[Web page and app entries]
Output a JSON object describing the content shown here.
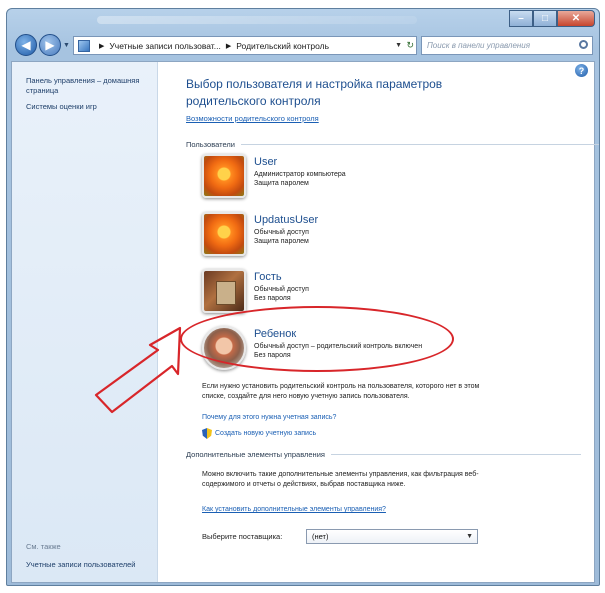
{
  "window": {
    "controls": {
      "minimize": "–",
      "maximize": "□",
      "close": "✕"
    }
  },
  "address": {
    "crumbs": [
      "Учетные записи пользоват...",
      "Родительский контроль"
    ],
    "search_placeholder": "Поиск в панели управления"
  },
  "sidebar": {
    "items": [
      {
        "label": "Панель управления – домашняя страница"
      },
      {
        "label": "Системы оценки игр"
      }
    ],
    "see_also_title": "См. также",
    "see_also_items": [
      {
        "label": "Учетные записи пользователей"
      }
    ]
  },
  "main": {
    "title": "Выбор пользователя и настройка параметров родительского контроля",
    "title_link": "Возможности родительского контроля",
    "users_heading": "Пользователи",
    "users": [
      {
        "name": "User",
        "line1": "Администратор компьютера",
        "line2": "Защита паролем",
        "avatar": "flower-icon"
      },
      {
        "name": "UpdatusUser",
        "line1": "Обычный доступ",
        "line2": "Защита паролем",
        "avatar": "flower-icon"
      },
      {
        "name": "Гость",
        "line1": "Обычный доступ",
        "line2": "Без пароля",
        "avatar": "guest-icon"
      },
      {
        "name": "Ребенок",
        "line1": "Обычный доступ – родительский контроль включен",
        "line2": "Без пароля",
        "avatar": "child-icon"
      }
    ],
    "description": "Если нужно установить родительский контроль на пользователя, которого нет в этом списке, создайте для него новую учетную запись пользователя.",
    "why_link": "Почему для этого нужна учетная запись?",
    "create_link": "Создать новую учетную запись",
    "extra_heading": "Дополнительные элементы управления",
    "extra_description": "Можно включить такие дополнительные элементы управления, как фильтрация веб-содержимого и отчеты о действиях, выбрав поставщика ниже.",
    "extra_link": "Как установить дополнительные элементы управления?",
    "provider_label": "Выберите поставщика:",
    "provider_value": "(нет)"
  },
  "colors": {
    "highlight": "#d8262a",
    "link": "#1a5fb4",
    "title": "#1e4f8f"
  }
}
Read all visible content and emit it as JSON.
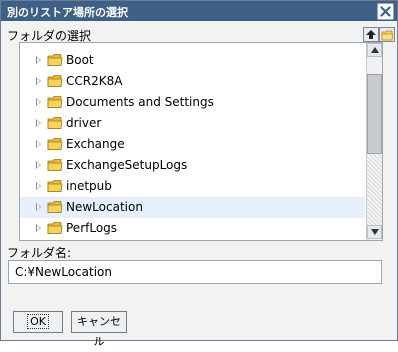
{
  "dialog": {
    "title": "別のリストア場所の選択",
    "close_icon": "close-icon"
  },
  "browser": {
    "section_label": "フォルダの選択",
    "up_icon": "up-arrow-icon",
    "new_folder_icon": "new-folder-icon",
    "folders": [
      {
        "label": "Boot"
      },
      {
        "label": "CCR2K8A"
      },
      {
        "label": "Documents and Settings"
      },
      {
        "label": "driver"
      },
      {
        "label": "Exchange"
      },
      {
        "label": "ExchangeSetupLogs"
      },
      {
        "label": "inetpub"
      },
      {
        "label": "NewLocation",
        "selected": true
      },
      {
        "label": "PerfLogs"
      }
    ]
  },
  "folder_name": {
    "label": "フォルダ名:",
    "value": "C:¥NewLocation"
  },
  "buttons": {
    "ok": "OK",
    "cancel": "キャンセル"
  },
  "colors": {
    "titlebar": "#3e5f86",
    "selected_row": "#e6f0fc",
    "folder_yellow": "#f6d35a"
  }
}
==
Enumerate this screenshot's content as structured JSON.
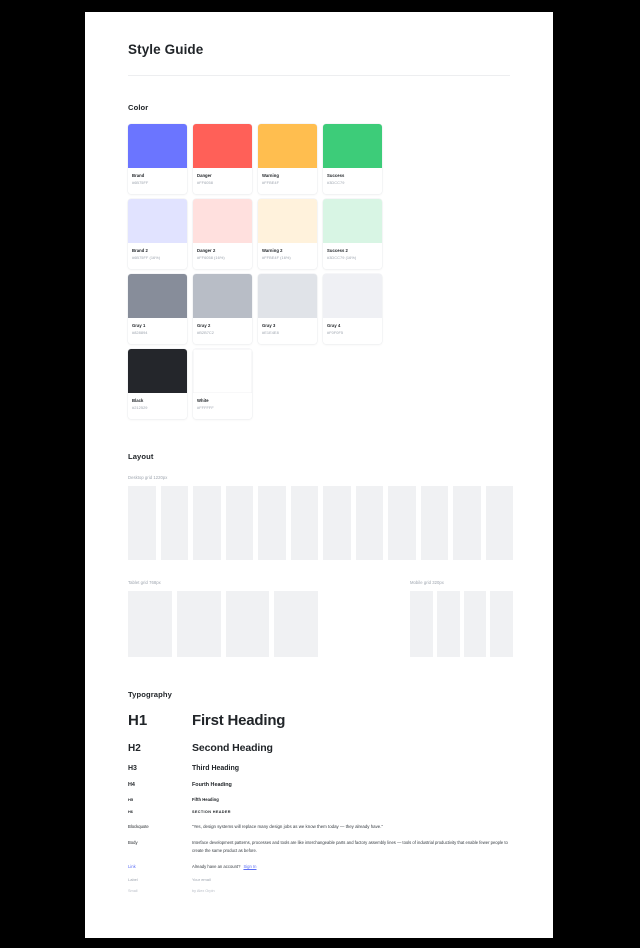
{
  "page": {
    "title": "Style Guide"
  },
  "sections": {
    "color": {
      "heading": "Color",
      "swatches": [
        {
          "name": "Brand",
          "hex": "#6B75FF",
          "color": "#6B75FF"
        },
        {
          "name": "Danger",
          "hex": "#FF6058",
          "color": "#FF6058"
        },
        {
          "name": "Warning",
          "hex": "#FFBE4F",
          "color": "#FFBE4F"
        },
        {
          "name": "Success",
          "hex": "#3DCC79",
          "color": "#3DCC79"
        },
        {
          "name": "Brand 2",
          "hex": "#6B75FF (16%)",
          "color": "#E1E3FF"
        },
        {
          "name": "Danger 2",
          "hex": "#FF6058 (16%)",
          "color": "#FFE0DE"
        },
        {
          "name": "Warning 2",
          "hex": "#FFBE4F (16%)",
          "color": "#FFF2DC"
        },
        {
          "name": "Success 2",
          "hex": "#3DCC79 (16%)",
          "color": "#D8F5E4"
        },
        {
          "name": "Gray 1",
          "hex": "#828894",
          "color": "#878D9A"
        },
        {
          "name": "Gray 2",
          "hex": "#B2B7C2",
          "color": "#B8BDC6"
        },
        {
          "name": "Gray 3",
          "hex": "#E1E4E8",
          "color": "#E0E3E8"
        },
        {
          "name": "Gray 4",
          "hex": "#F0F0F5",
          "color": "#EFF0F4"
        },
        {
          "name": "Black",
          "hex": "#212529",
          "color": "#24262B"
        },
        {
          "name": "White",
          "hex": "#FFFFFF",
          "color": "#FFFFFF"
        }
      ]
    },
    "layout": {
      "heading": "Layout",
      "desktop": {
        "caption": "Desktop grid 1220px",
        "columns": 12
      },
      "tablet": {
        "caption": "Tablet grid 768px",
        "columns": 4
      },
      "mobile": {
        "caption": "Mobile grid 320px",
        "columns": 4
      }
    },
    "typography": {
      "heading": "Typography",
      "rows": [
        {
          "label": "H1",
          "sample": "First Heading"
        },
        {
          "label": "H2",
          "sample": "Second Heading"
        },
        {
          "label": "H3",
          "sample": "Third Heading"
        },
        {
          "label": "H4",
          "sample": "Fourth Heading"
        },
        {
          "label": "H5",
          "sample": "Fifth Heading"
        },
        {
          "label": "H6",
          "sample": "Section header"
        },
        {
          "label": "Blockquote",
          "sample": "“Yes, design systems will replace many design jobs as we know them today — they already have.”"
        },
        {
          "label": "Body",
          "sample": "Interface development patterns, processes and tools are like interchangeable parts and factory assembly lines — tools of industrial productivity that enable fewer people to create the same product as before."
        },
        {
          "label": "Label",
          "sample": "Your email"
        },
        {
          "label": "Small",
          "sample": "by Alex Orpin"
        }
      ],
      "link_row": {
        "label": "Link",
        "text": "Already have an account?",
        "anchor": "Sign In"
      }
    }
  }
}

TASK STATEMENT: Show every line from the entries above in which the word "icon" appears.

YOUR SOLUTION:
        "avatar": "flower-icon"
        "avatar": "flower-icon"
        "avatar": "guest-icon"
        "avatar": "child-icon"
    "close_icon": "close-icon"
    "up_icon": "up-arrow-icon",
    "new_folder_icon": "new-folder-icon",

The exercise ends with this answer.